Fashion on the Golden Globes 2018 red carpet
By Brittney MacDonald, Life & Style Editor
If you were to see me in person, you might fully comprehend what I mean when I say that I love the colour—or “shade” for all you sticklers—black. The majority of my wardrobe makes me look like a trendy Tumblr slob applying for the Defense Against the Dark Arts teaching position at Hogwarts. So, when I learned that pretty much everyone attending the Golden Globes this year would be walking the red carpet looking like they were about to stomp the yard at the world’s most fashionable funeral, I was ecstatic!

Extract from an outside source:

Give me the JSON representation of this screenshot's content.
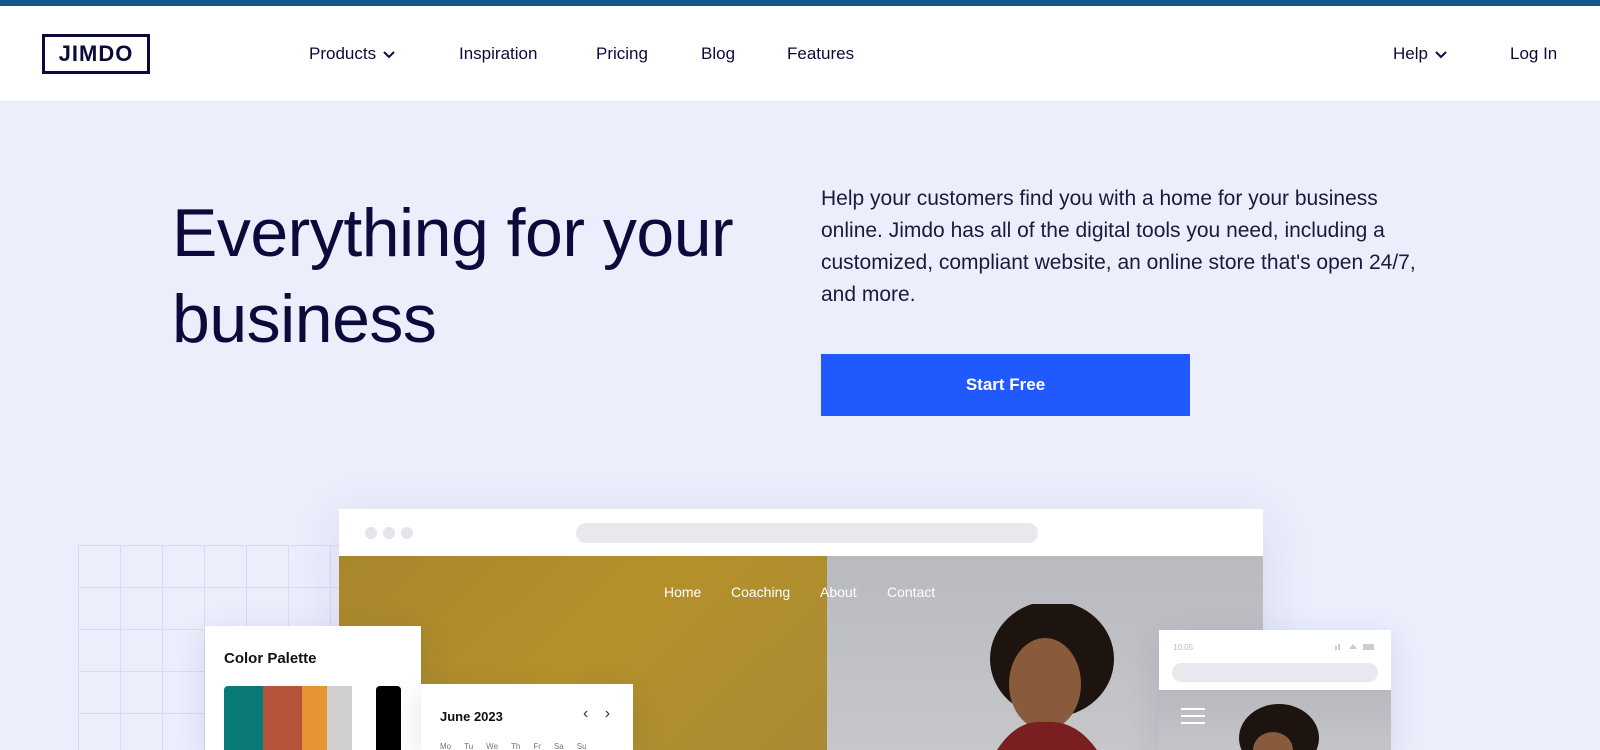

After I got over my initial happiness, I did go to the effort of finding out why everyone was donning black this year. Unfortunately—or perhaps fortunately, depending on how you view it—it was to protest the rampant sexual harassment in Hollywood. This made the feminist in me kind of mad, but also kind of happy. I love when fashion has a purpose other than just “looking good.” That being said, there were a couple low-lights to this year’s event, so let’s talk about that.
The first misstep of the night was Saoirse Ronan, wearing a black and silver asymmetrical gown from Atelier Versace. The gown itself is beautiful, but putting a dress with such wide shoulder pads on such a petite figure creates fit issues where there shouldn’t be. Not saying that petite people can’t wear shoulder pads, but you do have to be careful with how extreme you go. Had Versace tailored the shoulder pads better, this would have been a great way for Ronan to give the illusion of a much more powerful silhouette. However, because the shoulder pads are so large, it also throws the bust of the dress off so the outline of the shoulder pads is very apparent when it should look seamless.
Next up is Outlander star Catriona Balfe wearing Chanel. Unlike Ronan, I don’t think there is any way of saving this look—it’s just hideous. Looking at runway photos, even the model looked ridiculous. The problem with this dress is that it is weirdly proportioned. Not enough so that it is cool, but just enough that it makes whomever is wearing it look like they have a super long torso with tiny little legs. The issue here is that the seam for the ruffle at the bottom is designed to be just below the knee, when—in this style of dress—it should hit directly above it, partially for movement’s sake: It makes it easier to walk, but it also exaggerates a woman’s natural shape, i.e. it hugs the curve of her thighs and hips before tapering down. When the seam is below the knee it gives the illusion that the knee is a lot lower down on the leg, which in turn throws off the entire look and sections the body in a strange way.